» **WHAT TO DO**:
Without the pictures, return each record as it appears.
##########
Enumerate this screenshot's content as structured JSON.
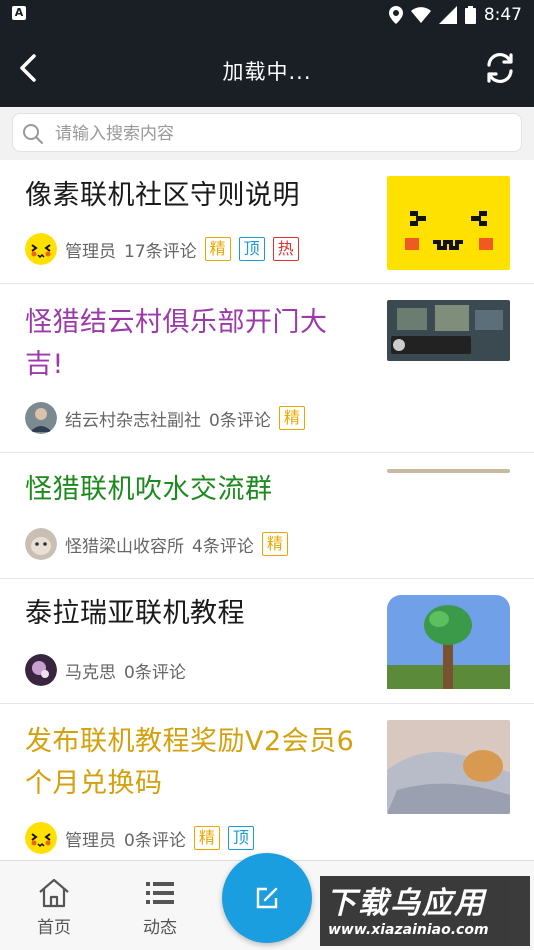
{
  "status_bar": {
    "time": "8:47",
    "a_label": "A"
  },
  "appbar": {
    "title": "加载中..."
  },
  "search": {
    "placeholder": "请输入搜索内容"
  },
  "posts": [
    {
      "title": "像素联机社区守则说明",
      "title_color": "#1a1a1a",
      "author": "管理员",
      "comments": "17条评论",
      "badges": [
        "精",
        "顶",
        "热"
      ]
    },
    {
      "title": "怪猎结云村俱乐部开门大吉!",
      "title_color": "#9b3aa8",
      "author": "结云村杂志社副社",
      "comments": "0条评论",
      "badges": [
        "精"
      ]
    },
    {
      "title": "怪猎联机吹水交流群",
      "title_color": "#1e8a1e",
      "author": "怪猎梁山收容所",
      "comments": "4条评论",
      "badges": [
        "精"
      ]
    },
    {
      "title": "泰拉瑞亚联机教程",
      "title_color": "#1a1a1a",
      "author": "马克思",
      "comments": "0条评论",
      "badges": []
    },
    {
      "title": "发布联机教程奖励V2会员6个月兑换码",
      "title_color": "#d4a10e",
      "author": "管理员",
      "comments": "0条评论",
      "badges": [
        "精",
        "顶"
      ]
    }
  ],
  "bottom_nav": {
    "home": "首页",
    "feed": "动态"
  },
  "watermark": {
    "main": "下载乌应用",
    "url": "www.xiazainiao.com"
  },
  "colors": {
    "appbar_bg": "#1a1f26",
    "fab": "#1a9ee0"
  }
}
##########
» **SOLUTION BELOW**:
Enumerate this screenshot's content as structured JSON.
{
  "status_bar": {
    "time": "8:47",
    "a_label": "A"
  },
  "appbar": {
    "title": "加载中..."
  },
  "search": {
    "placeholder": "请输入搜索内容"
  },
  "posts": [
    {
      "title": "像素联机社区守则说明",
      "title_color": "#1a1a1a",
      "author": "管理员",
      "comments": "17条评论",
      "badges": [
        "精",
        "顶",
        "热"
      ]
    },
    {
      "title": "怪猎结云村俱乐部开门大吉!",
      "title_color": "#9b3aa8",
      "author": "结云村杂志社副社",
      "comments": "0条评论",
      "badges": [
        "精"
      ]
    },
    {
      "title": "怪猎联机吹水交流群",
      "title_color": "#1e8a1e",
      "author": "怪猎梁山收容所",
      "comments": "4条评论",
      "badges": [
        "精"
      ]
    },
    {
      "title": "泰拉瑞亚联机教程",
      "title_color": "#1a1a1a",
      "author": "马克思",
      "comments": "0条评论",
      "badges": []
    },
    {
      "title": "发布联机教程奖励V2会员6个月兑换码",
      "title_color": "#d4a10e",
      "author": "管理员",
      "comments": "0条评论",
      "badges": [
        "精",
        "顶"
      ]
    }
  ],
  "bottom_nav": {
    "home": "首页",
    "feed": "动态"
  },
  "watermark": {
    "main": "下载乌应用",
    "url": "www.xiazainiao.com"
  },
  "colors": {
    "appbar_bg": "#1a1f26",
    "fab": "#1a9ee0"
  }
}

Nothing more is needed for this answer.